On the other hand, Tucker is an exception in more ways than one, and a success in her own right. She did her five years, learnt from her experiences, completed a Master of Arts while in prison, and even managed to write a children’s book titled Rhiannon and Sasha visit Mum. She is now undertaking her PhD, is a popular key speaker at many seminars, and was even featured on Australian Story in 2010 – much to the surprise of her new housemates.

Accompanied by the beautiful voice and guitar playing of Emma Ten Eyck, Revlon & Razor Wire sees a hardened woman enter a chrysalis of pain, regret, and sadness only to emerge filled with life, joy and a new lease on life. Given the opportunity to perform this piece of theatre more, there is no doubt that Kerry Tucker will gain more confidence as a performer and will be well received by theatre lovers everywhere.

Rating: Four stars

Revlon and Razor Wire: a Performed Memoir
Written & Performed by Kerry Tucker
Directed by Chris Sinclair
Original Music written and performed by Emma Ten Eyck

La Mama Courthouse Theatre, Carlton
August 24 – 28

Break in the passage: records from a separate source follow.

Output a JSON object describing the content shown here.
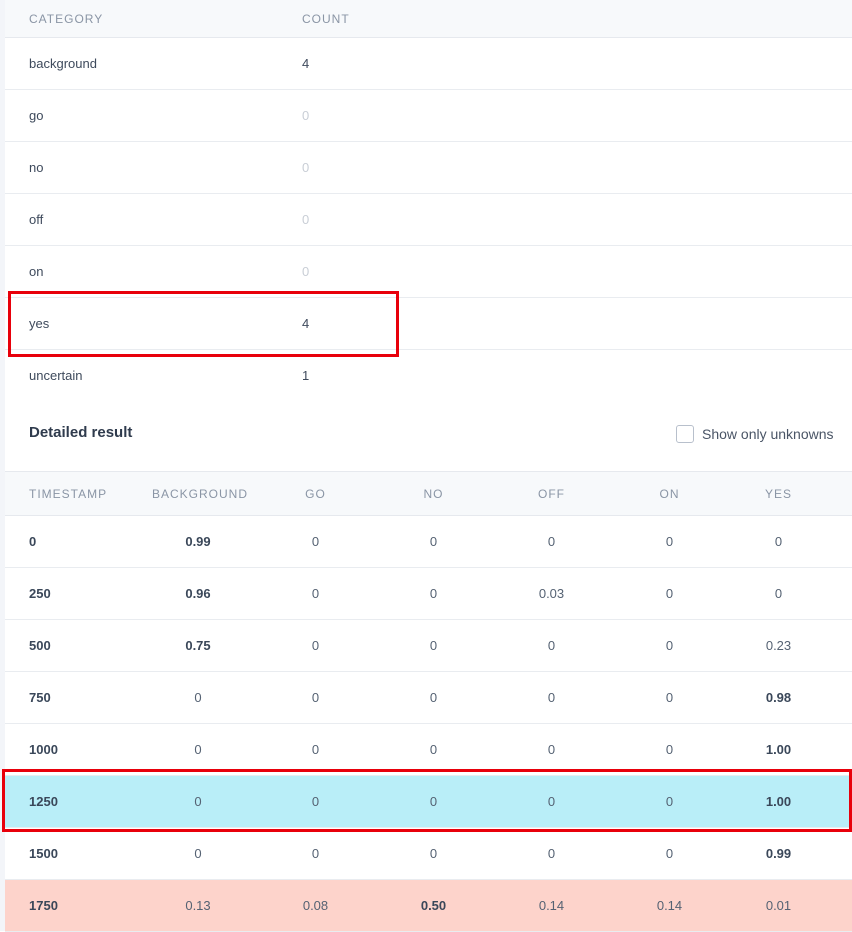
{
  "summary": {
    "headers": {
      "category": "CATEGORY",
      "count": "COUNT"
    },
    "rows": [
      {
        "category": "background",
        "count": "4"
      },
      {
        "category": "go",
        "count": "0"
      },
      {
        "category": "no",
        "count": "0"
      },
      {
        "category": "off",
        "count": "0"
      },
      {
        "category": "on",
        "count": "0"
      },
      {
        "category": "yes",
        "count": "4"
      },
      {
        "category": "uncertain",
        "count": "1"
      }
    ]
  },
  "detail": {
    "title": "Detailed result",
    "filter_label": "Show only unknowns",
    "headers": {
      "timestamp": "TIMESTAMP",
      "background": "BACKGROUND",
      "go": "GO",
      "no": "NO",
      "off": "OFF",
      "on": "ON",
      "yes": "YES"
    },
    "rows": [
      {
        "timestamp": "0",
        "background": "0.99",
        "go": "0",
        "no": "0",
        "off": "0",
        "on": "0",
        "yes": "0"
      },
      {
        "timestamp": "250",
        "background": "0.96",
        "go": "0",
        "no": "0",
        "off": "0.03",
        "on": "0",
        "yes": "0"
      },
      {
        "timestamp": "500",
        "background": "0.75",
        "go": "0",
        "no": "0",
        "off": "0",
        "on": "0",
        "yes": "0.23"
      },
      {
        "timestamp": "750",
        "background": "0",
        "go": "0",
        "no": "0",
        "off": "0",
        "on": "0",
        "yes": "0.98"
      },
      {
        "timestamp": "1000",
        "background": "0",
        "go": "0",
        "no": "0",
        "off": "0",
        "on": "0",
        "yes": "1.00"
      },
      {
        "timestamp": "1250",
        "background": "0",
        "go": "0",
        "no": "0",
        "off": "0",
        "on": "0",
        "yes": "1.00"
      },
      {
        "timestamp": "1500",
        "background": "0",
        "go": "0",
        "no": "0",
        "off": "0",
        "on": "0",
        "yes": "0.99"
      },
      {
        "timestamp": "1750",
        "background": "0.13",
        "go": "0.08",
        "no": "0.50",
        "off": "0.14",
        "on": "0.14",
        "yes": "0.01"
      }
    ]
  },
  "colors": {
    "highlight_blue": "#b9eef8",
    "highlight_red": "#fdd3cb",
    "annotation_red": "#e8000b"
  }
}
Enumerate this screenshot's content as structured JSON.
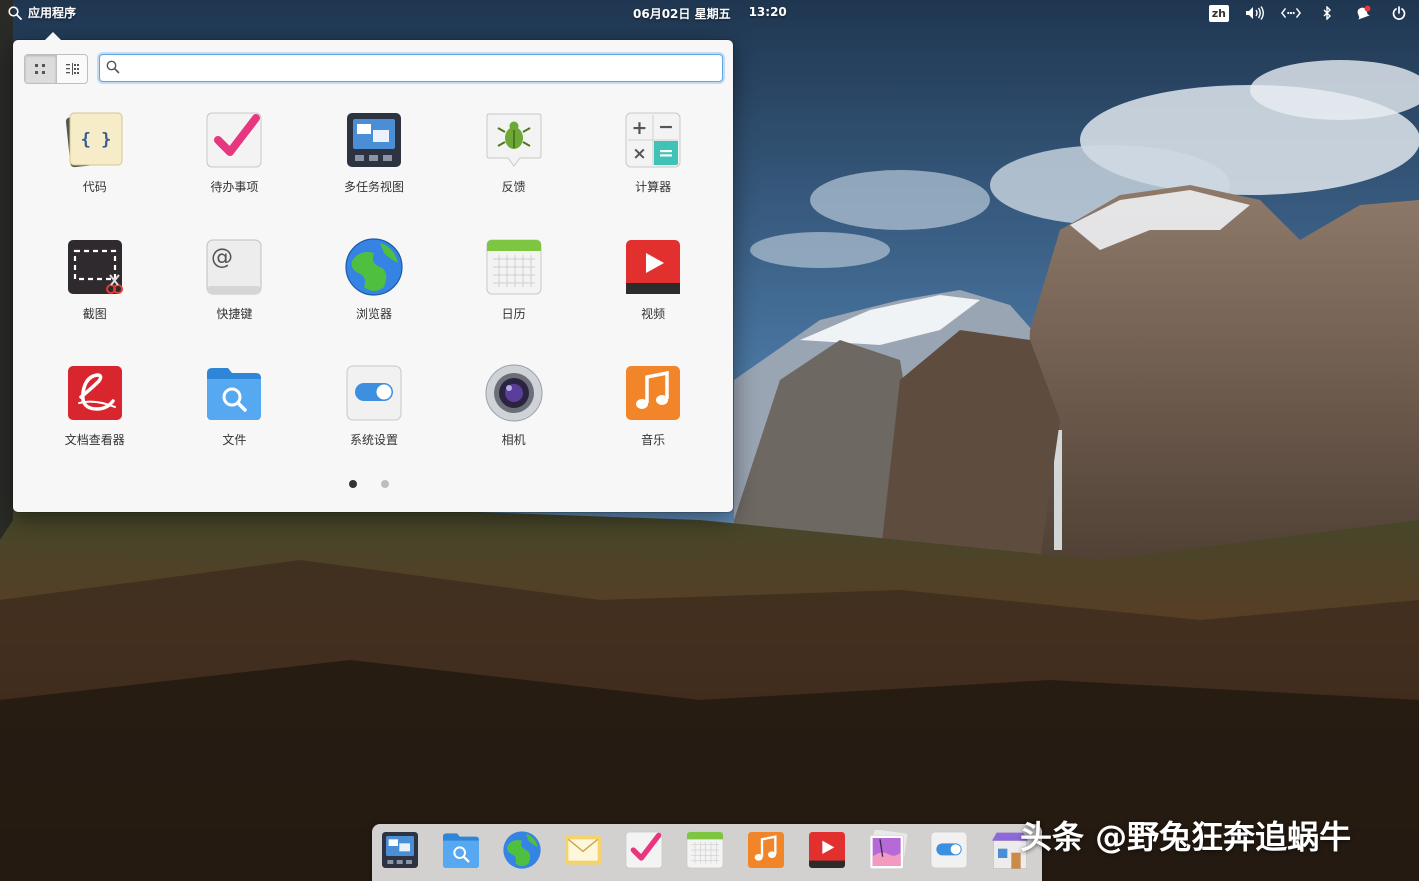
{
  "panel": {
    "apps_label": "应用程序",
    "date": "06月02日 星期五",
    "time": "13:20",
    "lang": "zh"
  },
  "launcher": {
    "search": {
      "value": "",
      "placeholder": ""
    },
    "apps": [
      {
        "label": "代码",
        "icon": "code-editor-icon"
      },
      {
        "label": "待办事项",
        "icon": "tasks-icon"
      },
      {
        "label": "多任务视图",
        "icon": "multitasking-view-icon"
      },
      {
        "label": "反馈",
        "icon": "feedback-icon"
      },
      {
        "label": "计算器",
        "icon": "calculator-icon"
      },
      {
        "label": "截图",
        "icon": "screenshot-icon"
      },
      {
        "label": "快捷键",
        "icon": "keyboard-shortcuts-icon"
      },
      {
        "label": "浏览器",
        "icon": "web-browser-icon"
      },
      {
        "label": "日历",
        "icon": "calendar-icon"
      },
      {
        "label": "视频",
        "icon": "videos-icon"
      },
      {
        "label": "文档查看器",
        "icon": "document-viewer-icon"
      },
      {
        "label": "文件",
        "icon": "files-icon"
      },
      {
        "label": "系统设置",
        "icon": "system-settings-icon"
      },
      {
        "label": "相机",
        "icon": "camera-icon"
      },
      {
        "label": "音乐",
        "icon": "music-icon"
      }
    ],
    "pages": 2,
    "current_page": 1
  },
  "dock": [
    {
      "icon": "multitasking-view-icon"
    },
    {
      "icon": "files-icon"
    },
    {
      "icon": "web-browser-icon"
    },
    {
      "icon": "mail-icon"
    },
    {
      "icon": "tasks-icon"
    },
    {
      "icon": "calendar-icon"
    },
    {
      "icon": "music-icon"
    },
    {
      "icon": "videos-icon"
    },
    {
      "icon": "photos-icon"
    },
    {
      "icon": "system-settings-icon"
    },
    {
      "icon": "app-center-icon"
    }
  ],
  "watermark": "头条 @野兔狂奔追蜗牛"
}
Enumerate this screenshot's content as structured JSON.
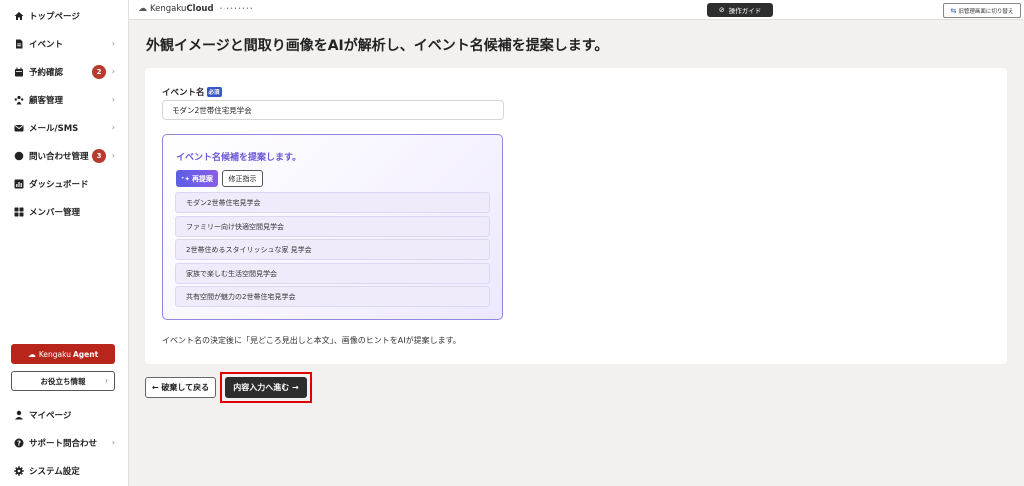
{
  "sidebar": {
    "items": [
      {
        "label": "トップページ",
        "icon": "home-icon"
      },
      {
        "label": "イベント",
        "icon": "document-icon"
      },
      {
        "label": "予約確認",
        "icon": "calendar-icon",
        "badge": "2"
      },
      {
        "label": "顧客管理",
        "icon": "customers-icon"
      },
      {
        "label": "メール/SMS",
        "icon": "mail-icon"
      },
      {
        "label": "問い合わせ管理",
        "icon": "chat-icon",
        "badge": "3"
      },
      {
        "label": "ダッシュボード",
        "icon": "chart-icon"
      },
      {
        "label": "メンバー管理",
        "icon": "grid-icon"
      }
    ],
    "agent_button": {
      "brand": "Kengaku",
      "word": "Agent"
    },
    "info_button": "お役立ち情報",
    "bottom_items": [
      {
        "label": "マイページ",
        "icon": "user-icon"
      },
      {
        "label": "サポート問合わせ",
        "icon": "help-icon"
      },
      {
        "label": "システム設定",
        "icon": "gear-icon"
      }
    ]
  },
  "topbar": {
    "logo_regular": "Kengaku",
    "logo_bold": "Cloud",
    "logo_dots": "•·•••••••",
    "guide_button": "操作ガイド",
    "switch_button": "旧管理画面に切り替え"
  },
  "main": {
    "title": "外観イメージと間取り画像をAIが解析し、イベント名候補を提案します。",
    "field_label": "イベント名",
    "required_badge": "必須",
    "event_name_value": "モダン2世帯住宅見学会",
    "suggest": {
      "title": "イベント名候補を提案します。",
      "regen_button": "再提案",
      "fix_button": "修正指示",
      "candidates": [
        "モダン2世帯住宅見学会",
        "ファミリー向け快適空間見学会",
        "2世帯住めるスタイリッシュな家 見学会",
        "家族で楽しむ生活空間見学会",
        "共有空間が魅力の2世帯住宅見学会"
      ]
    },
    "hint": "イベント名の決定後に「見どころ見出しと本文」、画像のヒントをAIが提案します。",
    "back_button": "← 破棄して戻る",
    "next_button": "内容入力へ進む →"
  },
  "colors": {
    "accent_red": "#b8261b",
    "badge_red": "#b93a2e",
    "ai_purple": "#6b57d8",
    "highlight": "#e00000"
  }
}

Melynda von Derksen
About the Author
Melynda is a Melbourne based freelance photographer, arts manager and fashion stylist who enjoys creating her own projects and reinventing herself on a continual basis. Graduating from the Victorian College of the Arts in 1996 where she majored in technical production in theatre, she has worked as a lighting designer, stage manager and theatre all rounder for many of Melbourne's best known creative companies. Eager to expand on her professional career, in 2004 she undertook a post graduate degree in arts management at the University of Melbourne. Since then she has worked in the area of arts administration and has used her skills to coordinate many successful cabaret events around town. As well as being part of the La Mama family for almost a decade, she continues to stick her finger in every type of creative pie that life has to offer. She is currently researching and writing a photographic book based on the history of the Melbourne Punk scene (1977 - onwards), which she hopes will be published in the next few years.